I had some interesting responses to a recent column about the Groton Historic District Commission’s 3-2 vote to allow the new owners of the 1835 Downing Cottage at 17 Gravel St. in Mystic to tear it down.
Among them were some long-awaited missives about the folly of saving old buildings.
But, overwhelmingly, readers I’ve heard of were amazed that a commission charged with preserving historic buildings in Mystic — a neighborhood on the National Register of Historic Places — agreed to allow owners of the one of these buildings to tear it down and replace it. with a brand new mansion, with swimming pool and guest house.
I’ve heard sentiments of preservation from elected leaders, concerned neighbours, a best-selling author and even someone who knows the inside of Downing Cottage well and has noticed its good old bones.
My most encouraging conversation was with Jane Montanaro, executive director of Preservation Connecticut, a private, nonprofit organization that, as part of its mission, provides assistance to local communities to help protect historic character and assets.
Montanaro, when I caught up with her on Friday, told me she had read the column on 17 Gravel St. and was planning to meet with officials from the State Historic Preservation Office on Monday to discuss the vote of demolition authorization from the Groton Commission, which is subject to a 90-day period during which appeal may be made to the Superior Court.
Preservation Connecticut in 2018 helped New London Landmarks save two buildings on Bank Street in the city, a process that involved the intervention of the State Historic Preservation Council, which concluded that the buildings on Bank Street were protected natural resources and requested the Attorney General to go to court. to stop the demolition.
Then Attorney General George Jepsen effectively obtained a court order restraining the destruction of the buildings.
Montanaro said Monday’s discussion of Downing Cottage will consider whether a process similar to that used successfully in New London could be rolled out for 17 Gravel St.
The organization also offers training for local historic district commissions and that might be appropriate in this case, she said.
There was no evidence presented before the Groton commission that there was anything structural at 17 Gravel St. that would require its demolition.
Instead, the owner and his architect, Bill Bertsche of Old Mystic, said they want to demolish the building because it is in a flood zone and would either need to be raised higher than its existing foundation or renovations, in accordance with the flood regulations, be limited to spending half the value of the building each year for five years.
It’s the dangerous precedent that the demolition permit would set for the rest of the historic district which is in a flood-prone area that has many readers I’ve heard of worried.
One criterion that Preservation Connecticut would consider before intervening would be community sentiment.
To better understand this sentiment, The Day will be conducting a survey, attached to this column on theday.com, asking readers if they support efforts to save Downing Cottage and prevent it from being demolished.
So here’s a chance for anyone interested in preserving an iconic riverside building in Mystic, which appears in many photos of the historic village, to have their say.

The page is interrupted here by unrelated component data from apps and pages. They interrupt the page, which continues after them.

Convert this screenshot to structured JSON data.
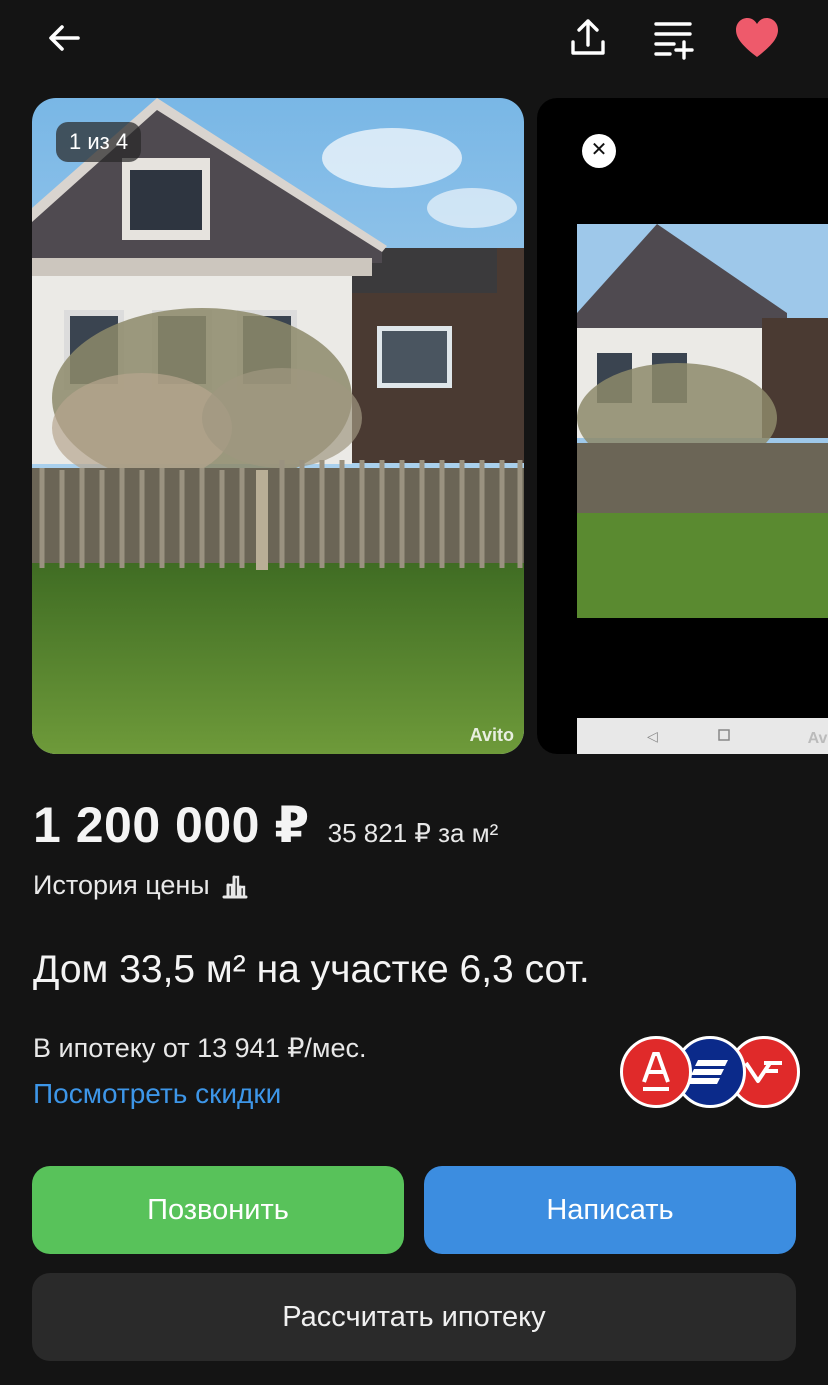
{
  "topbar": {
    "back_icon": "arrow-left-icon",
    "share_icon": "share-icon",
    "compare_icon": "add-to-compare-list-icon",
    "favorite_icon": "heart-icon",
    "favorite_color": "#ee5a6b"
  },
  "gallery": {
    "counter": "1 из 4",
    "watermark_main": "Avito",
    "close_icon": "close-icon",
    "second_photo_watermark": "Avito"
  },
  "listing": {
    "price": "1 200 000 ₽",
    "price_per_m2": "35 821 ₽ за м²",
    "price_history_label": "История цены",
    "price_history_icon": "bar-chart-icon",
    "title": "Дом 33,5 м² на участке 6,3 сот."
  },
  "mortgage": {
    "from_text": "В ипотеку от 13 941 ₽/мес.",
    "discounts_link": "Посмотреть скидки",
    "banks": [
      "alfa-bank-logo",
      "vtb-logo",
      "pochta-bank-logo"
    ]
  },
  "actions": {
    "call_label": "Позвонить",
    "write_label": "Написать",
    "calc_mortgage_label": "Рассчитать ипотеку",
    "call_color": "#58c25a",
    "write_color": "#3c8de0"
  }
}
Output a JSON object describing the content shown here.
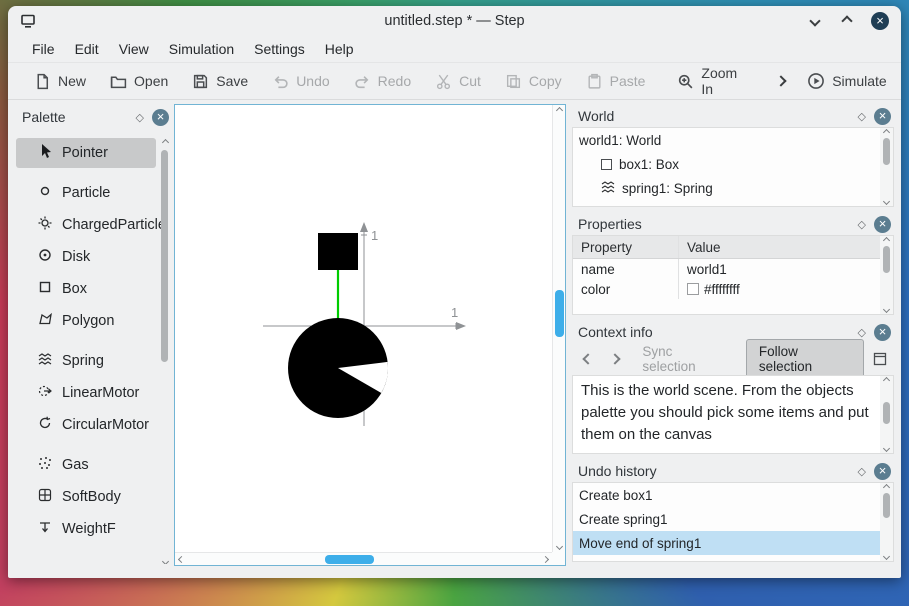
{
  "window": {
    "title": "untitled.step * — Step"
  },
  "menu": {
    "items": [
      "File",
      "Edit",
      "View",
      "Simulation",
      "Settings",
      "Help"
    ]
  },
  "toolbar": {
    "buttons": [
      {
        "label": "New",
        "icon": "new-document-icon",
        "enabled": true
      },
      {
        "label": "Open",
        "icon": "open-folder-icon",
        "enabled": true
      },
      {
        "label": "Save",
        "icon": "save-icon",
        "enabled": true
      },
      {
        "label": "Undo",
        "icon": "undo-icon",
        "enabled": false
      },
      {
        "label": "Redo",
        "icon": "redo-icon",
        "enabled": false
      },
      {
        "label": "Cut",
        "icon": "cut-icon",
        "enabled": false
      },
      {
        "label": "Copy",
        "icon": "copy-icon",
        "enabled": false
      },
      {
        "label": "Paste",
        "icon": "paste-icon",
        "enabled": false
      },
      {
        "label": "Zoom In",
        "icon": "zoom-in-icon",
        "enabled": true
      },
      {
        "label": "Simulate",
        "icon": "play-circle-icon",
        "enabled": true
      }
    ]
  },
  "palette": {
    "title": "Palette",
    "items": [
      {
        "label": "Pointer",
        "icon": "pointer-icon",
        "selected": true
      },
      {
        "label": "Particle",
        "icon": "particle-icon",
        "selected": false
      },
      {
        "label": "ChargedParticle",
        "icon": "charged-particle-icon",
        "selected": false
      },
      {
        "label": "Disk",
        "icon": "disk-icon",
        "selected": false
      },
      {
        "label": "Box",
        "icon": "box-icon",
        "selected": false
      },
      {
        "label": "Polygon",
        "icon": "polygon-icon",
        "selected": false
      },
      {
        "label": "Spring",
        "icon": "spring-icon",
        "selected": false
      },
      {
        "label": "LinearMotor",
        "icon": "linear-motor-icon",
        "selected": false
      },
      {
        "label": "CircularMotor",
        "icon": "circular-motor-icon",
        "selected": false
      },
      {
        "label": "Gas",
        "icon": "gas-icon",
        "selected": false
      },
      {
        "label": "SoftBody",
        "icon": "soft-body-icon",
        "selected": false
      },
      {
        "label": "WeightF",
        "icon": "weight-force-icon",
        "selected": false
      }
    ]
  },
  "canvas": {
    "x_axis_tick": "1",
    "y_axis_tick": "1"
  },
  "world_panel": {
    "title": "World",
    "items": [
      {
        "label": "world1: World"
      },
      {
        "label": "box1: Box",
        "icon": "box-icon"
      },
      {
        "label": "spring1: Spring",
        "icon": "spring-icon"
      }
    ]
  },
  "properties_panel": {
    "title": "Properties",
    "columns": [
      "Property",
      "Value"
    ],
    "rows": [
      {
        "property": "name",
        "value": "world1"
      },
      {
        "property": "color",
        "value": "#ffffffff",
        "swatch": "#ffffff"
      }
    ]
  },
  "context_panel": {
    "title": "Context info",
    "sync_label": "Sync selection",
    "follow_label": "Follow selection",
    "text": "This is the world scene. From the objects palette you should pick some items and put them on the canvas"
  },
  "undo_panel": {
    "title": "Undo history",
    "items": [
      {
        "label": "Create box1",
        "selected": false
      },
      {
        "label": "Create spring1",
        "selected": false
      },
      {
        "label": "Move end of spring1",
        "selected": true
      }
    ]
  },
  "colors": {
    "accent": "#3daee9",
    "selection_bg": "#bfdff4",
    "window_bg": "#eff0f1",
    "spring_green": "#00cc00"
  }
}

Talk to like-minded friends.
Save Downing Cottage. The call timer is running.
This is the opinion of David Collins.